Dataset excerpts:
----

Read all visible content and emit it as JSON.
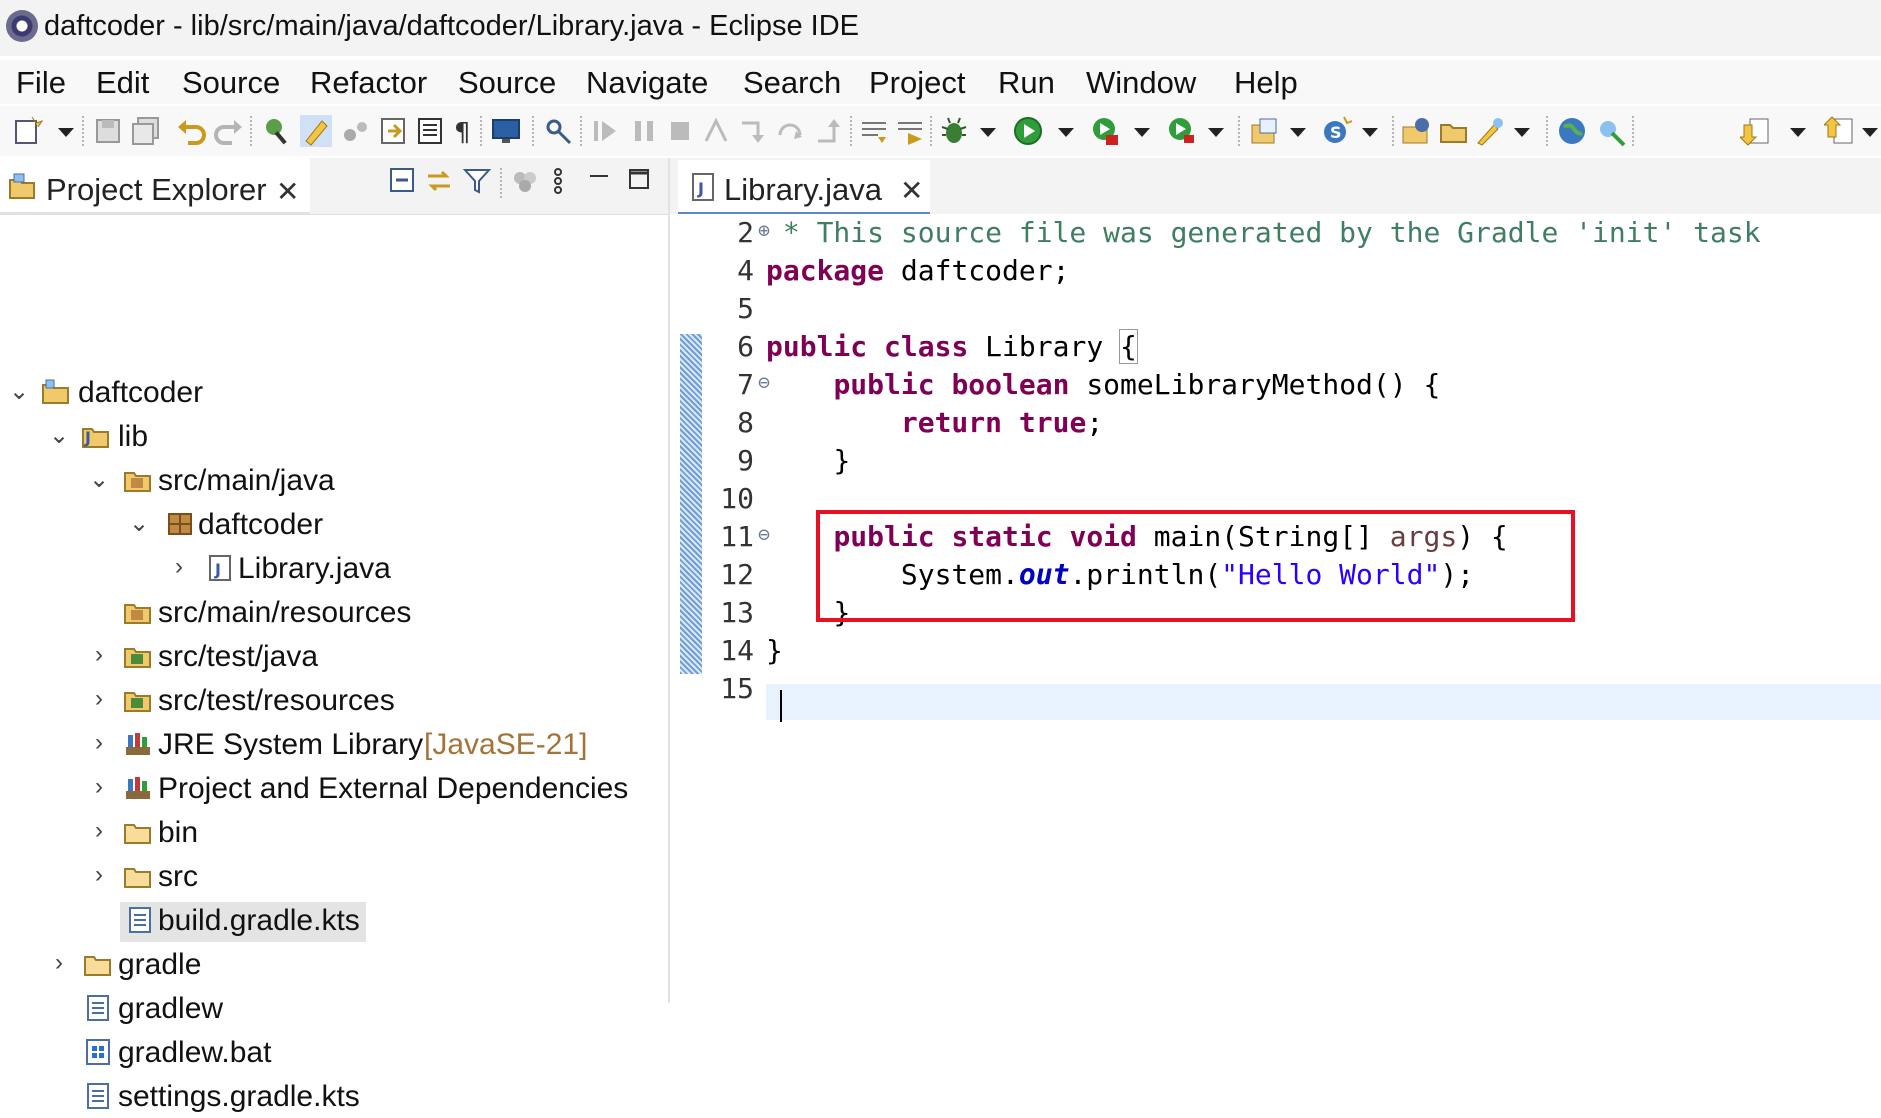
{
  "window": {
    "title": "daftcoder - lib/src/main/java/daftcoder/Library.java - Eclipse IDE"
  },
  "menu": [
    "File",
    "Edit",
    "Source",
    "Refactor",
    "Source",
    "Navigate",
    "Search",
    "Project",
    "Run",
    "Window",
    "Help"
  ],
  "explorer": {
    "tab_label": "Project Explorer",
    "items": [
      {
        "label": "daftcoder",
        "icon": "project-folder-icon"
      },
      {
        "label": "lib",
        "icon": "project-folder-icon"
      },
      {
        "label": "src/main/java",
        "icon": "source-folder-icon"
      },
      {
        "label": "daftcoder",
        "icon": "package-icon"
      },
      {
        "label": "Library.java",
        "icon": "java-file-icon"
      },
      {
        "label": "src/main/resources",
        "icon": "source-folder-icon"
      },
      {
        "label": "src/test/java",
        "icon": "source-folder-icon"
      },
      {
        "label": "src/test/resources",
        "icon": "source-folder-icon"
      },
      {
        "label": "JRE System Library",
        "decoration": "[JavaSE-21]",
        "icon": "library-icon"
      },
      {
        "label": "Project and External Dependencies",
        "icon": "library-icon"
      },
      {
        "label": "bin",
        "icon": "folder-icon"
      },
      {
        "label": "src",
        "icon": "folder-icon"
      },
      {
        "label": "build.gradle.kts",
        "icon": "text-file-icon"
      },
      {
        "label": "gradle",
        "icon": "folder-icon"
      },
      {
        "label": "gradlew",
        "icon": "text-file-icon"
      },
      {
        "label": "gradlew.bat",
        "icon": "batch-file-icon"
      },
      {
        "label": "settings.gradle.kts",
        "icon": "text-file-icon"
      }
    ]
  },
  "editor": {
    "tab_label": "Library.java",
    "line_numbers": [
      "2",
      "4",
      "5",
      "6",
      "7",
      "8",
      "9",
      "10",
      "11",
      "12",
      "13",
      "14",
      "15"
    ],
    "code": {
      "l2": " * This source file was generated by the Gradle 'init' task",
      "l4_kw": "package",
      "l4_rest": " daftcoder;",
      "l6_kw1": "public",
      "l6_kw2": "class",
      "l6_rest": " Library ",
      "l6_brace": "{",
      "l7_kw1": "public",
      "l7_kw2": "boolean",
      "l7_rest": " someLibraryMethod() {",
      "l8_kw1": "return",
      "l8_kw2": "true",
      "l8_rest": ";",
      "l9": "}",
      "l11_kw1": "public",
      "l11_kw2": "static",
      "l11_kw3": "void",
      "l11_mid": " main(String[] ",
      "l11_param": "args",
      "l11_end": ") {",
      "l12_a": "System.",
      "l12_field": "out",
      "l12_b": ".println(",
      "l12_str": "\"Hello World\"",
      "l12_c": ");",
      "l13": "}",
      "l14": "}"
    }
  }
}
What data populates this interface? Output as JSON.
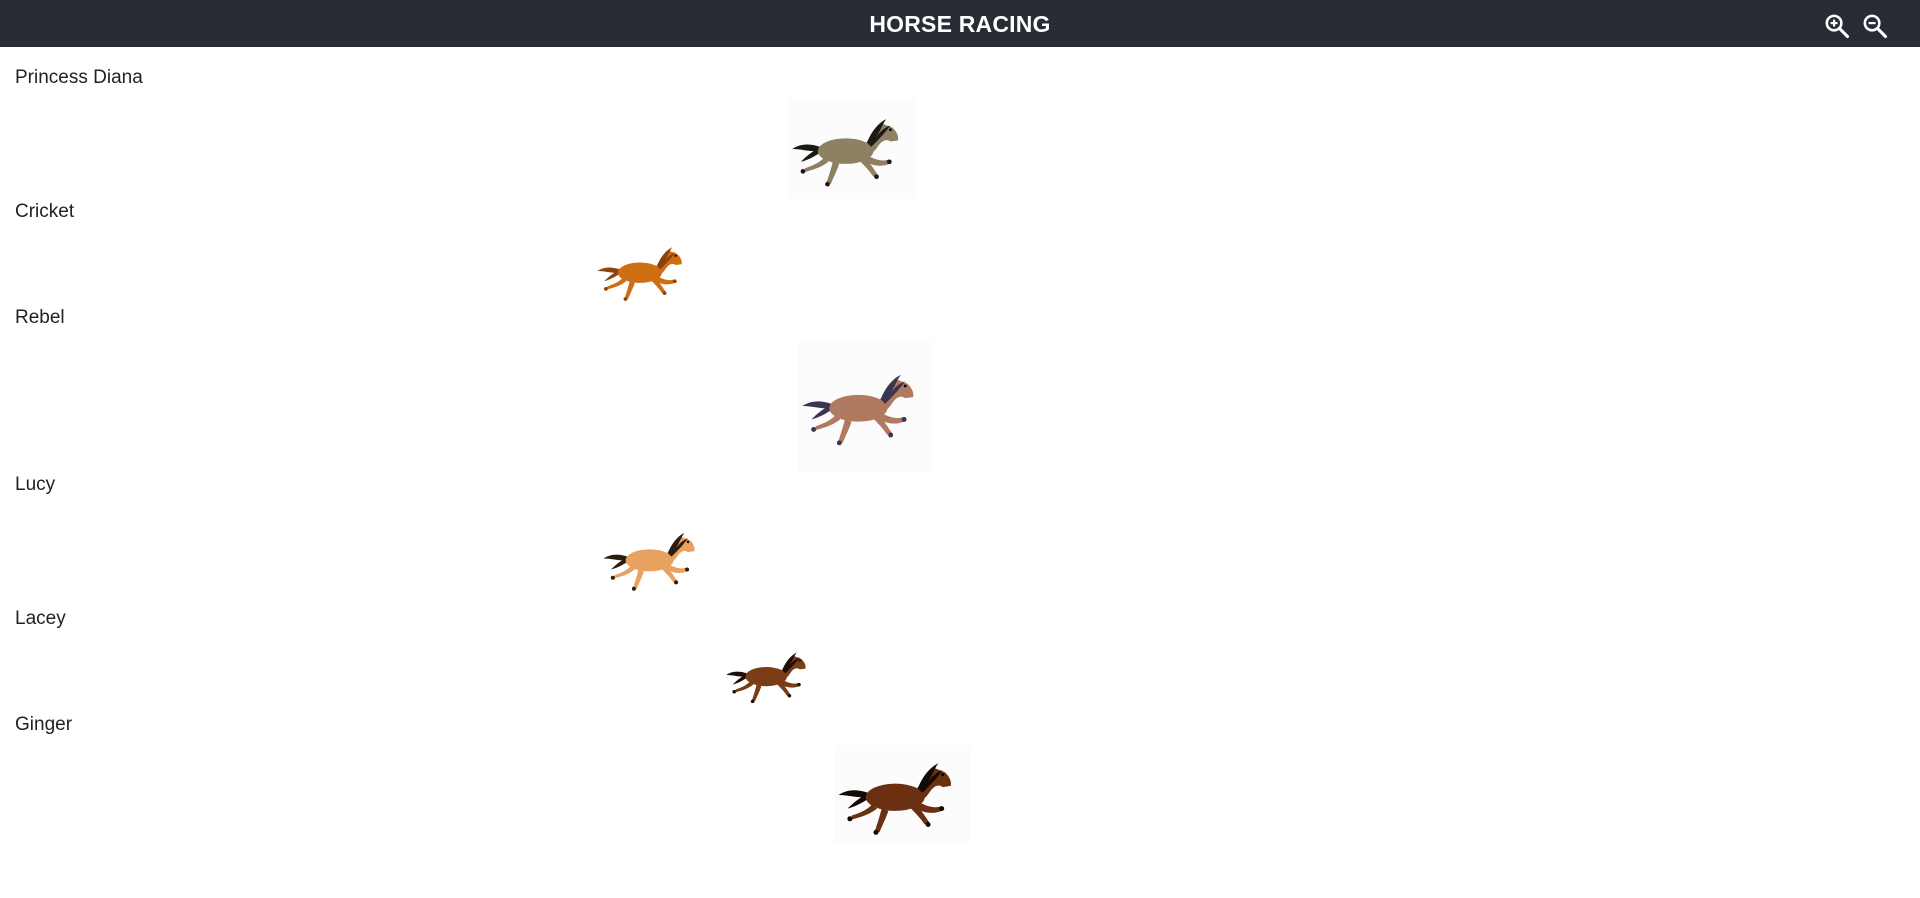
{
  "header": {
    "title": "HORSE RACING",
    "zoom_in_icon": "zoom-in-icon",
    "zoom_out_icon": "zoom-out-icon"
  },
  "horses": [
    {
      "name": "Princess Diana",
      "coat": "#8f7f63",
      "mane": "#1d1a16",
      "icon": "horse-icon"
    },
    {
      "name": "Cricket",
      "coat": "#cf6d12",
      "mane": "#8a4310",
      "icon": "horse-icon"
    },
    {
      "name": "Rebel",
      "coat": "#b07a60",
      "mane": "#3a3550",
      "icon": "horse-icon"
    },
    {
      "name": "Lucy",
      "coat": "#e8a15e",
      "mane": "#2a1d12",
      "icon": "horse-icon"
    },
    {
      "name": "Lacey",
      "coat": "#7a3d16",
      "mane": "#1b0f08",
      "icon": "horse-icon"
    },
    {
      "name": "Ginger",
      "coat": "#6b2f12",
      "mane": "#140a05",
      "icon": "horse-icon"
    }
  ]
}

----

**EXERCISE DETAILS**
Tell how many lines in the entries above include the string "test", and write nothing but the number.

**ANSWER BELOW**
2